Page and application data records
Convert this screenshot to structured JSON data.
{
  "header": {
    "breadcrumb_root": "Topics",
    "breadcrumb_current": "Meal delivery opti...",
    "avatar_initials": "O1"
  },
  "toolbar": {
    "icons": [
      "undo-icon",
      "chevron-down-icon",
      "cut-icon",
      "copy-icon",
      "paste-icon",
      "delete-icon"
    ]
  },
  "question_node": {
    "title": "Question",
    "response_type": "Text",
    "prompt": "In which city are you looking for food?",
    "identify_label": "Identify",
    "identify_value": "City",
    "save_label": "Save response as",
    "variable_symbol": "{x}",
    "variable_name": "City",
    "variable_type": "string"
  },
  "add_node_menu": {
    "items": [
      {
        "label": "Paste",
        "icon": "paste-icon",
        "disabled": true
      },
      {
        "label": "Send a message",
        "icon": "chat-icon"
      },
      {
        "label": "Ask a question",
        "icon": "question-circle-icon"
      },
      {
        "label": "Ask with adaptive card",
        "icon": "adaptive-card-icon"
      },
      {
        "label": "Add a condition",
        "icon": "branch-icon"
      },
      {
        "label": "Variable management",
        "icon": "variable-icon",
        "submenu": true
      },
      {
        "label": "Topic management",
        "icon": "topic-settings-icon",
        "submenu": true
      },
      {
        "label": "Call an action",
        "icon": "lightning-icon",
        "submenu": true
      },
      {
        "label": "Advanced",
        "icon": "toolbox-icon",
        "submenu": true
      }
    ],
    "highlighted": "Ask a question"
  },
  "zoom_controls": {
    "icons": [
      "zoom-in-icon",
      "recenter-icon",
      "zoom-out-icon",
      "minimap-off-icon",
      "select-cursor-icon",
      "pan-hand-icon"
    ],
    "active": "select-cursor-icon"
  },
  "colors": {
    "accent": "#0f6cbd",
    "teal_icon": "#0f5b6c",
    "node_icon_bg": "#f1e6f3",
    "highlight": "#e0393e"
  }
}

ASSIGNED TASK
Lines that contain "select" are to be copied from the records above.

TASK RESPONSE
      "select-cursor-icon",
    "active": "select-cursor-icon"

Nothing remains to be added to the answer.